The entries are to be given back verbatim; no picture is to be copied.

+ + + + + + +

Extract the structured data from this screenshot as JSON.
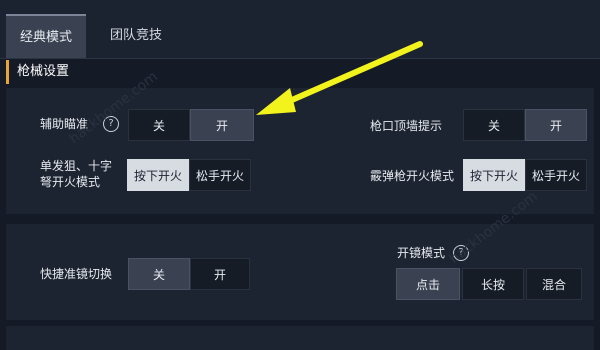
{
  "tabs": [
    {
      "label": "经典模式"
    },
    {
      "label": "团队竞技"
    }
  ],
  "section_title": "枪械设置",
  "settings": {
    "aim_assist": {
      "label": "辅助瞄准",
      "help": "?",
      "options": [
        "关",
        "开"
      ]
    },
    "wall_hint": {
      "label": "枪口顶墙提示",
      "options": [
        "关",
        "开"
      ]
    },
    "sniper_fire_mode": {
      "label_line1": "单发狙、十字",
      "label_line2": "弩开火模式",
      "options": [
        "按下开火",
        "松手开火"
      ]
    },
    "shotgun_fire_mode": {
      "label": "霰弹枪开火模式",
      "options": [
        "按下开火",
        "松手开火"
      ]
    },
    "quick_scope_switch": {
      "label": "快捷准镜切换",
      "options": [
        "关",
        "开"
      ]
    },
    "scope_mode": {
      "label": "开镜模式",
      "help": "?",
      "options": [
        "点击",
        "长按",
        "混合"
      ]
    }
  },
  "watermark": "hackhome.com",
  "colors": {
    "accent": "#e8a33a",
    "arrow": "#f2f21c",
    "selected": "#3a4252"
  }
}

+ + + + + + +

[Response below]:
Extract the structured data from this screenshot as JSON.
{
  "tabs": [
    {
      "label": "经典模式"
    },
    {
      "label": "团队竞技"
    }
  ],
  "section_title": "枪械设置",
  "settings": {
    "aim_assist": {
      "label": "辅助瞄准",
      "help": "?",
      "options": [
        "关",
        "开"
      ]
    },
    "wall_hint": {
      "label": "枪口顶墙提示",
      "options": [
        "关",
        "开"
      ]
    },
    "sniper_fire_mode": {
      "label_line1": "单发狙、十字",
      "label_line2": "弩开火模式",
      "options": [
        "按下开火",
        "松手开火"
      ]
    },
    "shotgun_fire_mode": {
      "label": "霰弹枪开火模式",
      "options": [
        "按下开火",
        "松手开火"
      ]
    },
    "quick_scope_switch": {
      "label": "快捷准镜切换",
      "options": [
        "关",
        "开"
      ]
    },
    "scope_mode": {
      "label": "开镜模式",
      "help": "?",
      "options": [
        "点击",
        "长按",
        "混合"
      ]
    }
  },
  "watermark": "hackhome.com",
  "colors": {
    "accent": "#e8a33a",
    "arrow": "#f2f21c",
    "selected": "#3a4252"
  }
}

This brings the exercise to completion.